> [TASK]:
In how many lines of the records below does the word "Loss" appear? Reply with the number only.

> [SUPPLIED DATA]:
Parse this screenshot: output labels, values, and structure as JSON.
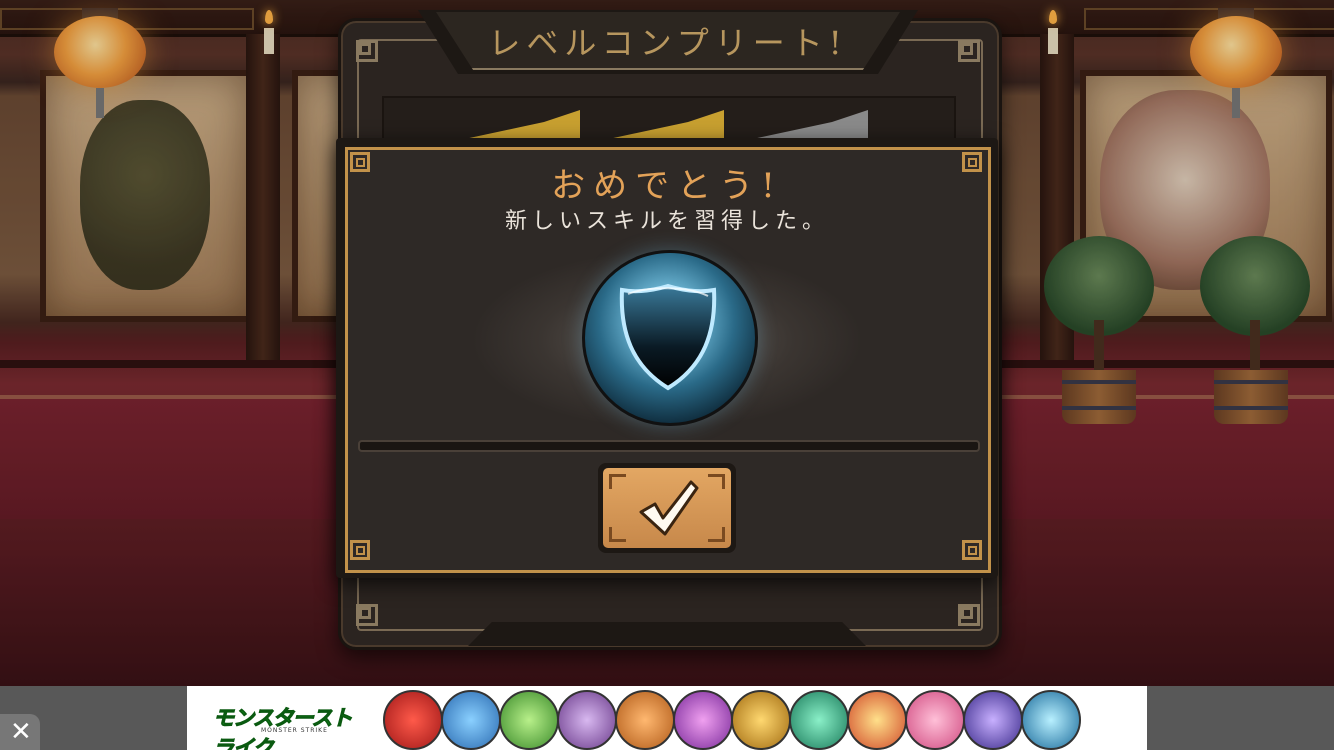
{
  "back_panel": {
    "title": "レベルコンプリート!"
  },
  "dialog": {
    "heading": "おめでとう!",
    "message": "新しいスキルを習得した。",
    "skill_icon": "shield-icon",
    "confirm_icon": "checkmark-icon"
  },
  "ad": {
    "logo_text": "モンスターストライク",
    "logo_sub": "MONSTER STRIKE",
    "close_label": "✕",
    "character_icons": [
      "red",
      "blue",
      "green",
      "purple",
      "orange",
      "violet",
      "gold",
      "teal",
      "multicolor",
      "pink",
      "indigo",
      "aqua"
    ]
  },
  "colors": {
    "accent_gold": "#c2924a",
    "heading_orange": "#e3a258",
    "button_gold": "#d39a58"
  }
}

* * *

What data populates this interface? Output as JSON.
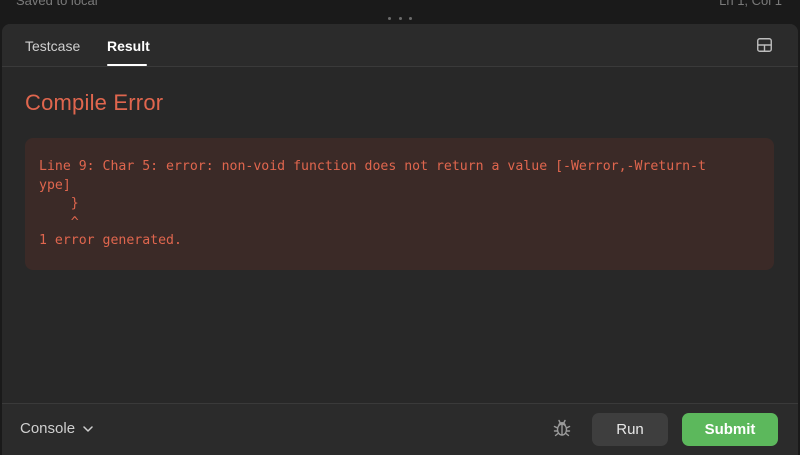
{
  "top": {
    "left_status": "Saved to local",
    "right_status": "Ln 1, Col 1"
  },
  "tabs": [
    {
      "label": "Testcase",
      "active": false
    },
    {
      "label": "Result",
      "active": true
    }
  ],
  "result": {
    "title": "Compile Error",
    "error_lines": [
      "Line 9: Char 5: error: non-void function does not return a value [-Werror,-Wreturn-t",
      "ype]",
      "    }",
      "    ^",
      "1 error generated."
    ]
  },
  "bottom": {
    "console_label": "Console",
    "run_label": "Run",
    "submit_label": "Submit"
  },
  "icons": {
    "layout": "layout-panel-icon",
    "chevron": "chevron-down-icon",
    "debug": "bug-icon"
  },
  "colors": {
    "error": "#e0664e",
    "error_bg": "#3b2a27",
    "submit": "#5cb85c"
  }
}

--

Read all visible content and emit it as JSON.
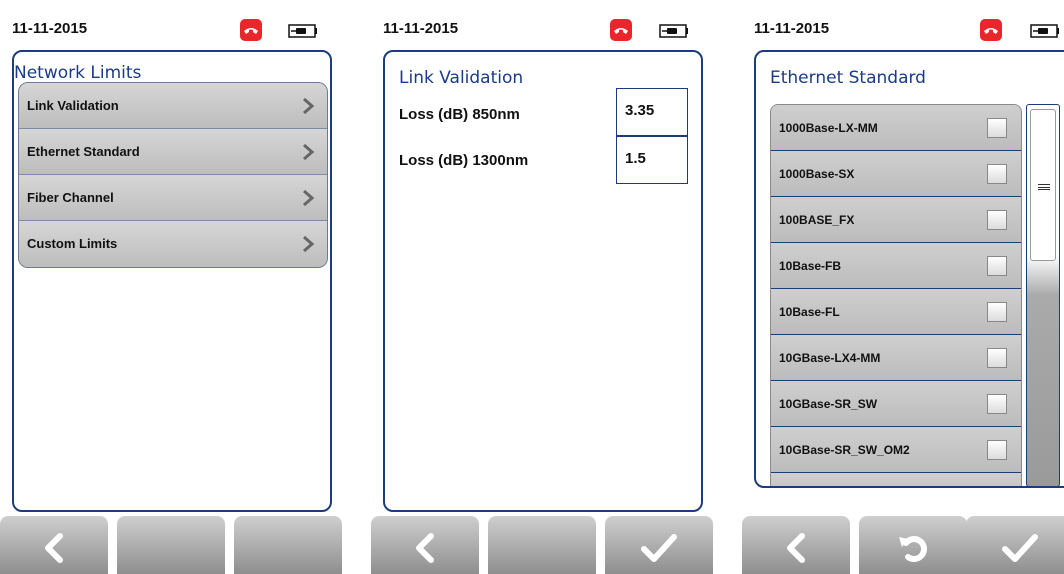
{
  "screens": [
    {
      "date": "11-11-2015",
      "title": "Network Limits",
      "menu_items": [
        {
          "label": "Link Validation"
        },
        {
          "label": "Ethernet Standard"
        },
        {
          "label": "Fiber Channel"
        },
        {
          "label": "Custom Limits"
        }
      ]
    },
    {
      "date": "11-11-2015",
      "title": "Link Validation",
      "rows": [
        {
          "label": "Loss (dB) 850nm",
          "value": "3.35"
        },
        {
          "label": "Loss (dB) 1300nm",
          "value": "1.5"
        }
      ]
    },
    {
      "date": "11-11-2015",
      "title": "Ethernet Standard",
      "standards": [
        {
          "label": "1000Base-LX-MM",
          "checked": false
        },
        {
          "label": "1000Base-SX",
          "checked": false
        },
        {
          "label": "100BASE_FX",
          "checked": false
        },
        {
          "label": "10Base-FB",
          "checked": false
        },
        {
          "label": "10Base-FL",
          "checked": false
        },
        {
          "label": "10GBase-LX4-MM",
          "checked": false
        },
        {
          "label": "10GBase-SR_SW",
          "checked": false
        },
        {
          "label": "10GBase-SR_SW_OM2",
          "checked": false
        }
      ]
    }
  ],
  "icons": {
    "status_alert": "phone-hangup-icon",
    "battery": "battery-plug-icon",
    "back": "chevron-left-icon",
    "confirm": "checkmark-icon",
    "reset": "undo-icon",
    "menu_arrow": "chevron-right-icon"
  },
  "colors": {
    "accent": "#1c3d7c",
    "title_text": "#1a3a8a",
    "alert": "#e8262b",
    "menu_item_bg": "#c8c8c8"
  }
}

> [REPLY]:
2